We talked about the problems in our region, in Southeast Europe, in the Middle East, in the Eastern Mediterranean and North Africa. What is of special interest to us is Russia-EU and Russia-NATO relations. We talked, and we have to talk further, about how we can overcome the existing problems, overcome the stereotypes and prejudices that exist in a number of regional and international organizations.
And of course, in the context of the discussion of NATO’s and the EU’s relations with Russia, we talked about Ukraine. As you know, in Ukraine, and particularly in the Mariupol area, there are 160,000 Ukrainians of Greek origin. They have a centuries-long presence there, and this is of special interest to us. Finally, we talked about the issues of the Eastern Mediterranean and the Middle East. I thanked the Minister –and I also want to do so publicly– for Russia’s stance on the Cyprus issue, and we talked about the developments in Syria and Iraq. Greece is not part of the problem, but it is a country that feels the repercussions of what is happening in the region.
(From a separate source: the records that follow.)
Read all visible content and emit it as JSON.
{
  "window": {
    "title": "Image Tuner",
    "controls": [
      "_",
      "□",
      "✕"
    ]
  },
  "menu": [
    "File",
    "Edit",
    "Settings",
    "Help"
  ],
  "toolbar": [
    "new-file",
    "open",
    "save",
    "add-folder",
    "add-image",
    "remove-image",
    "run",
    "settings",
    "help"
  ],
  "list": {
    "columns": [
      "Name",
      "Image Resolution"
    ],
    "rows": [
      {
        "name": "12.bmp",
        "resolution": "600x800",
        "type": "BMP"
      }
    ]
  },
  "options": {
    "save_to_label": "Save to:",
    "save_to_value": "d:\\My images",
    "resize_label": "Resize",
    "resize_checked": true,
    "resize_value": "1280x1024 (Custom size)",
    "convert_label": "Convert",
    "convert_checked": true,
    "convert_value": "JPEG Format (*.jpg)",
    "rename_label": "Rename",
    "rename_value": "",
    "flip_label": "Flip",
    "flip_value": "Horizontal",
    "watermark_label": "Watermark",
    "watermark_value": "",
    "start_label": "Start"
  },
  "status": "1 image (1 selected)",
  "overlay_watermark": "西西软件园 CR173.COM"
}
This is why we support anything that can stabilize the region and lead to a better future.
Sergey, thank you again for the invitation and for our talks.
JOURNALIST: Following the Skopje issue, how do you see geostrategic and geopolitical relations taking shape in the wider Balkan region?
N. KOTZIAS: I think it is diplomacy’s duty to solve problems. Our government’s foreign policy is proactive, democratic and multidimensional. In this context, we resolved an issue that has existed formally for 25 years now, and in reality for at least 70 years: how to stop the dispute over the problem of North Macedonia’s name. It is a small part of the region’s culture to fight over names. So if the grandfathers in a given family don’t have the same name, there will be trouble. There were also issues of irredentism, of course, which this agreement puts an end to. We are also in the process of resolving issues that have been pending with Albania anywhere from 30 to 80 years. Before I go on holiday, I will have finished with this. Otherwise, no holiday.
I also hope we will reopen the Cyprus issue – in the right way – and resolve that as well. This is a more difficult issue than the other two I mentioned, because in those two we were the larger party and we were determined to resolve the issues. I think our region will become more peaceful. Our country is located in a difficult geopolitical region, between many crises – Ukraine, Libya, Syria, Iraq – in this triangle of instability. Now that we are emerging from the economic crisis, we believe that stability in the Balkans can help us grow all together.
We have a very dear poet in Greece: Cavafy. He wrote a poem entitled “Waiting for the Barbarians,” and it says that in the agora, when they were told that the barbarians wouldn’t be coming, some people were worried and said: “Now what’s going to happen to us without barbarians?”
I am pleased that we are solving problems, but I know there are some people who are asking: “Now what’s going to happen to us without barbarians?” These are people who have made problems their ‘profession’. Thank you.